[Work order] For each line below with the word "Test", write out a copy.
═════ Task input ═════
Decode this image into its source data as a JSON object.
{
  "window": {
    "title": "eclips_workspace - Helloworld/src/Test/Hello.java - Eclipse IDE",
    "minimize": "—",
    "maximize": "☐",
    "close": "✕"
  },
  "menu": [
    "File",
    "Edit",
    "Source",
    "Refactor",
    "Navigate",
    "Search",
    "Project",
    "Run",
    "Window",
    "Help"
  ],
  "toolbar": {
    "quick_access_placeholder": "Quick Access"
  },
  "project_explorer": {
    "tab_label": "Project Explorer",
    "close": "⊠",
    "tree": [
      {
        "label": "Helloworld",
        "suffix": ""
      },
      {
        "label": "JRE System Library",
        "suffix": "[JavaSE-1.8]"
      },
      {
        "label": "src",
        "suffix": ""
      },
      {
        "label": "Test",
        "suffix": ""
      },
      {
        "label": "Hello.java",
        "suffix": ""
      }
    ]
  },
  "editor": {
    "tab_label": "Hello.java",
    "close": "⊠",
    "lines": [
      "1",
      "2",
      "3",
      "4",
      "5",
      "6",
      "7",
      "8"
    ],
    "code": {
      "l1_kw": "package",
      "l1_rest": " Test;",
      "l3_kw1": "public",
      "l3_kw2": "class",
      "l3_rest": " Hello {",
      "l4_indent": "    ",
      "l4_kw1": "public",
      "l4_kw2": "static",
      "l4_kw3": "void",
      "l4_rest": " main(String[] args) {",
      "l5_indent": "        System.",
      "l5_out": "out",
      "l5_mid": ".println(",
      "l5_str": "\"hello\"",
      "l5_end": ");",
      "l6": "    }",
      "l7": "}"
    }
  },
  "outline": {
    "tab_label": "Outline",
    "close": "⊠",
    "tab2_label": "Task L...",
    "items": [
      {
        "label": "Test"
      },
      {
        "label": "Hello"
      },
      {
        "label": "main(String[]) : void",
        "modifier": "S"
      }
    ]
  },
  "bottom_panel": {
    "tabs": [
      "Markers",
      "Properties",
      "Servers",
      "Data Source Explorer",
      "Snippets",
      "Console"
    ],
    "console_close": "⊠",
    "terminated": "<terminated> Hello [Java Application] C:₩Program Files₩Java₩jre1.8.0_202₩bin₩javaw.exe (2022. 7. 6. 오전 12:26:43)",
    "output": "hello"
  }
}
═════
[Solution to the exercise]
    "title": "eclips_workspace - Helloworld/src/Test/Hello.java - Eclipse IDE",
        "label": "Test",
      "l1_rest": " Test;",
        "label": "Test"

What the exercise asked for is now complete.